### TASK STATEMENT
Print the data that follows again, keeping every line exact.

### MATERIALS PROVIDED
=== Begin Enclosure ===
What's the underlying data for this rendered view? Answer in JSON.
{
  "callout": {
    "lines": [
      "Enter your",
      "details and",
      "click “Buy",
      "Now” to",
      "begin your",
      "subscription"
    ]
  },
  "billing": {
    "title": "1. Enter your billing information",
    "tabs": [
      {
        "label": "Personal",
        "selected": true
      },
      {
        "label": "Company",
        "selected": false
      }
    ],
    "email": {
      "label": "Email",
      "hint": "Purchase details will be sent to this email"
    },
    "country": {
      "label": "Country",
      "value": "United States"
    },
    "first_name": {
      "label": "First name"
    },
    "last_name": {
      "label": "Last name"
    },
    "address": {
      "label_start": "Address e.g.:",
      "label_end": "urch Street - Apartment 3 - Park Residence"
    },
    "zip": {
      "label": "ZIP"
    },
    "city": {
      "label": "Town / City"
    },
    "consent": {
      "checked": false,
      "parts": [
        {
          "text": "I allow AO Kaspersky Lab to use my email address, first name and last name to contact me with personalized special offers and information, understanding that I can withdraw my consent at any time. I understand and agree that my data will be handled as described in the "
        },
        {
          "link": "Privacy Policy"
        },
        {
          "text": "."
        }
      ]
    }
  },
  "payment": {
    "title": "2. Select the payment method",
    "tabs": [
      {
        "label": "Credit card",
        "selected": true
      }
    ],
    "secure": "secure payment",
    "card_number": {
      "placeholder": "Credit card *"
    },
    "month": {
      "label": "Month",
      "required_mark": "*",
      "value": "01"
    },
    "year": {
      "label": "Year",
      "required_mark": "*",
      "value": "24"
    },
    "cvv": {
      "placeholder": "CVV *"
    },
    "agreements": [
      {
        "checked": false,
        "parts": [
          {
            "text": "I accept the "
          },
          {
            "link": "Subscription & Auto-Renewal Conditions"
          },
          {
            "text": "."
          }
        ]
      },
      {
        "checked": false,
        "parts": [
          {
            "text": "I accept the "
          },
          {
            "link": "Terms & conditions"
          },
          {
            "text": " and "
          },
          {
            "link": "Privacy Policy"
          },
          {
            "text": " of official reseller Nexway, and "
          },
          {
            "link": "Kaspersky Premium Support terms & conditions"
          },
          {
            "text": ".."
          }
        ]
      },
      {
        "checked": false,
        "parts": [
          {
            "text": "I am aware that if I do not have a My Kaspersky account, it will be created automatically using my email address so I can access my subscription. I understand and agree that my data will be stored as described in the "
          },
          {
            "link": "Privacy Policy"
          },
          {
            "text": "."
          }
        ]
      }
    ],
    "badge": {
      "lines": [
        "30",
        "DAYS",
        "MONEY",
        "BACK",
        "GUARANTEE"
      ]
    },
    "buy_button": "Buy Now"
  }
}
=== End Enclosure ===
### ANSWER TO THIS TASK
What's the underlying data for this rendered view? Answer in JSON.
{
  "callout": {
    "lines": [
      "Enter your",
      "details and",
      "click “Buy",
      "Now” to",
      "begin your",
      "subscription"
    ]
  },
  "billing": {
    "title": "1. Enter your billing information",
    "tabs": [
      {
        "label": "Personal",
        "selected": true
      },
      {
        "label": "Company",
        "selected": false
      }
    ],
    "email": {
      "label": "Email",
      "hint": "Purchase details will be sent to this email"
    },
    "country": {
      "label": "Country",
      "value": "United States"
    },
    "first_name": {
      "label": "First name"
    },
    "last_name": {
      "label": "Last name"
    },
    "address": {
      "label_start": "Address e.g.:",
      "label_end": "urch Street - Apartment 3 - Park Residence"
    },
    "zip": {
      "label": "ZIP"
    },
    "city": {
      "label": "Town / City"
    },
    "consent": {
      "checked": false,
      "parts": [
        {
          "text": "I allow AO Kaspersky Lab to use my email address, first name and last name to contact me with personalized special offers and information, understanding that I can withdraw my consent at any time. I understand and agree that my data will be handled as described in the "
        },
        {
          "link": "Privacy Policy"
        },
        {
          "text": "."
        }
      ]
    }
  },
  "payment": {
    "title": "2. Select the payment method",
    "tabs": [
      {
        "label": "Credit card",
        "selected": true
      }
    ],
    "secure": "secure payment",
    "card_number": {
      "placeholder": "Credit card *"
    },
    "month": {
      "label": "Month",
      "required_mark": "*",
      "value": "01"
    },
    "year": {
      "label": "Year",
      "required_mark": "*",
      "value": "24"
    },
    "cvv": {
      "placeholder": "CVV *"
    },
    "agreements": [
      {
        "checked": false,
        "parts": [
          {
            "text": "I accept the "
          },
          {
            "link": "Subscription & Auto-Renewal Conditions"
          },
          {
            "text": "."
          }
        ]
      },
      {
        "checked": false,
        "parts": [
          {
            "text": "I accept the "
          },
          {
            "link": "Terms & conditions"
          },
          {
            "text": " and "
          },
          {
            "link": "Privacy Policy"
          },
          {
            "text": " of official reseller Nexway, and "
          },
          {
            "link": "Kaspersky Premium Support terms & conditions"
          },
          {
            "text": ".."
          }
        ]
      },
      {
        "checked": false,
        "parts": [
          {
            "text": "I am aware that if I do not have a My Kaspersky account, it will be created automatically using my email address so I can access my subscription. I understand and agree that my data will be stored as described in the "
          },
          {
            "link": "Privacy Policy"
          },
          {
            "text": "."
          }
        ]
      }
    ],
    "badge": {
      "lines": [
        "30",
        "DAYS",
        "MONEY",
        "BACK",
        "GUARANTEE"
      ]
    },
    "buy_button": "Buy Now"
  }
}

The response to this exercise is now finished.